The reason why the PG and the Blade continue to operate within the family is because the other profitable family businesses subsidize the newspapers.
Allegedly, the Blade has not made a profit, since the early 1980s. Earlier this year when JRB had his late night meltdown at the PG offices, he claimed that the PG loses millions of dollars every year, and I believe that claim.
The Block family views local journalism as a not-for-profit. But it requires wealth from somewhere to keep many local newspapers alive. The Youngstown Vindicator had lost money nearly every year over the past 20-plus years, and it could not find a buyer.
The author of that tweet engaged in pointless name-calling. He proved that Twitter is the cesspool of the internet, and he offered no solutions to sustain a local newspaper.
Some things to ponder.
- use a different print format, such as tabloid or zine
- print one to three days per week
- ignore breaking news and time-sensitive stories, such as auto accidents and sports scores
- focus more on long-form, investigative, and analysis articles that are still useful months or even years later
- switch to a non-profit business model that might rely on subscribers, donations, and grants
- drop all digital products except for the website
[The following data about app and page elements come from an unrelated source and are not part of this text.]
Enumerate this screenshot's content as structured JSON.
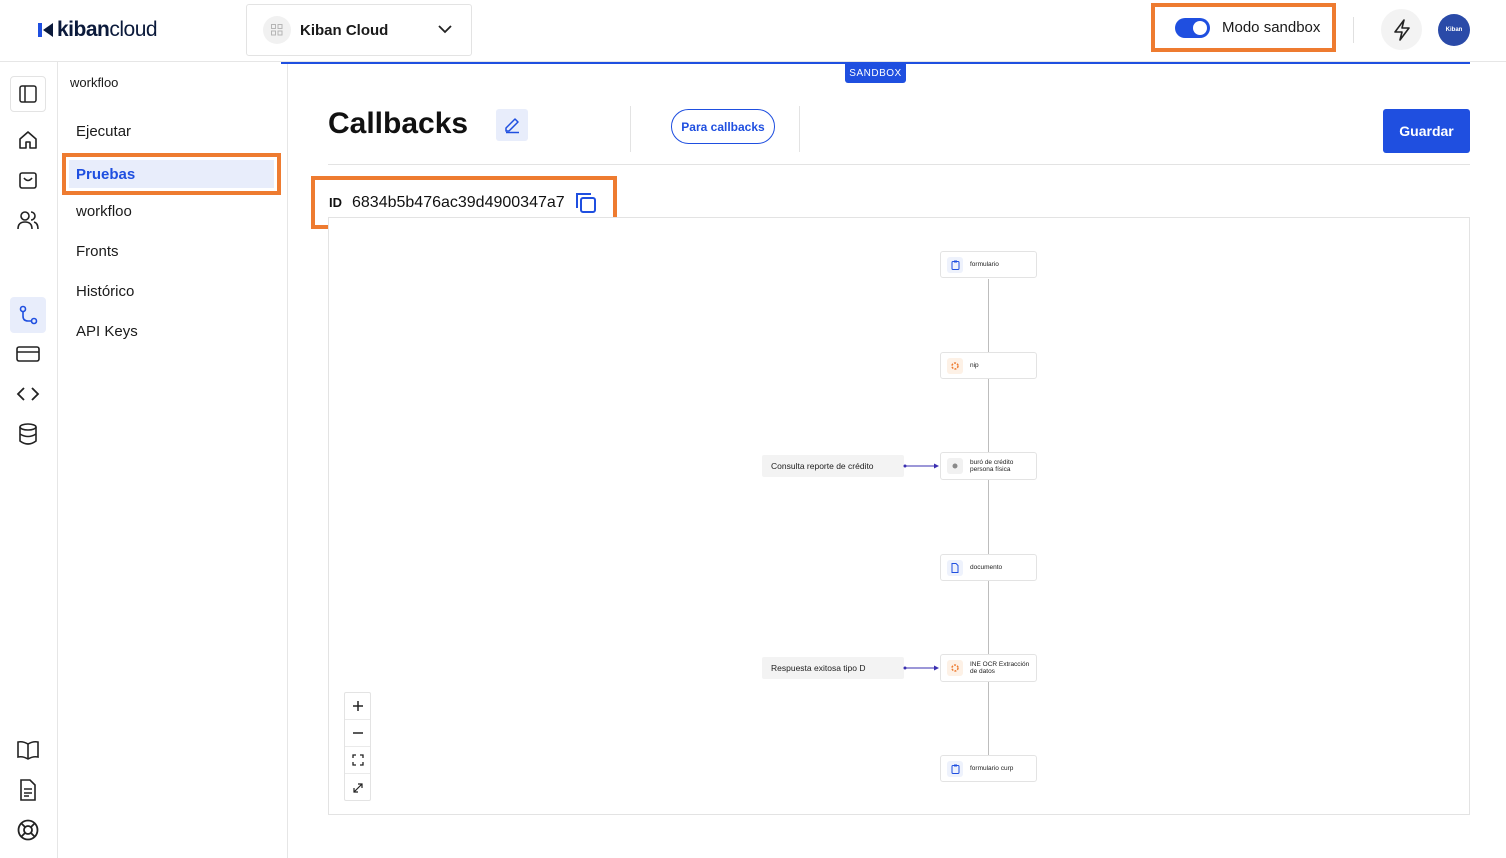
{
  "logo": {
    "bold": "kiban",
    "light": "cloud"
  },
  "org_selector": {
    "value": "Kiban Cloud",
    "icon": "grid-icon"
  },
  "sandbox_toggle": {
    "label": "Modo sandbox",
    "enabled": true
  },
  "avatar": {
    "text": "Kiban"
  },
  "rail": {
    "items": [
      "sidebar-toggle-icon",
      "home-icon",
      "shopping-bag-icon",
      "users-icon",
      "workflow-icon",
      "credit-card-icon",
      "code-icon",
      "database-icon",
      "book-icon",
      "document-icon",
      "lifebuoy-icon"
    ],
    "active": "workflow-icon"
  },
  "subnav": {
    "title": "workfloo",
    "items": [
      {
        "label": "Ejecutar"
      },
      {
        "label": "Pruebas",
        "active": true
      },
      {
        "label": "workfloo"
      },
      {
        "label": "Fronts"
      },
      {
        "label": "Histórico"
      },
      {
        "label": "API Keys"
      }
    ]
  },
  "sandbox_tag": "SANDBOX",
  "page": {
    "title": "Callbacks",
    "pill_label": "Para callbacks",
    "save_label": "Guardar",
    "id_label": "ID",
    "id_value": "6834b5b476ac39d4900347a7"
  },
  "flow": {
    "nodes": [
      {
        "label": "formulario",
        "icon": "clipboard-icon"
      },
      {
        "label": "nip",
        "icon": "settings-icon"
      },
      {
        "label": "buró de crédito persona física",
        "icon": "bureau-icon"
      },
      {
        "label": "documento",
        "icon": "file-icon"
      },
      {
        "label": "INE OCR Extracción de datos",
        "icon": "settings-icon"
      },
      {
        "label": "formulario curp",
        "icon": "clipboard-icon"
      }
    ],
    "callbacks": [
      {
        "label": "Consulta reporte de crédito",
        "target": "buró de crédito persona física"
      },
      {
        "label": "Respuesta exitosa tipo D",
        "target": "INE OCR Extracción de datos"
      }
    ]
  },
  "colors": {
    "accent": "#1f4fe0",
    "highlight": "#ee7b30",
    "active_bg": "#e8edfb"
  }
}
- for paying customers, offer a website that's similar to text.npr.org but enhanced slightly
- eliminate ads on the website for paying customers
- fix/improve the RSS/Atom feed offerings
- get the journalists off Twitter and onto their own personal websites that use their own domain names
- The Blade and its journalists should embrace the open internet and eschew the silos
- use email for comments on stories or don't accept comments
- add podcasts
- add email newsletters
- learn how to use text. jeesh.
Text should come naturally to newspapers, but the Blade proves that given enough time, a newspaper can ruin text.
And the PG is not shutting down. It's going digital-only, which is how I have been reading the news for nearly 20 years. It's not a new thing.
Podcasts are not new. Email newsletters are not new. Digital-only is not new.
Feb 17, 2020 update
For the above 2019 Post-Gazette story, the PG did not eliminate its print product entirely. The other version of that July 2019 story was correct: the Post-Gazette reduced its print product to three days per week.
Yesterday, Feb 16, 2020, I saw a flyer or a printout from the Blade at a local business, which stated that in March 2020, the Blade will reduce it's print product to two days per week.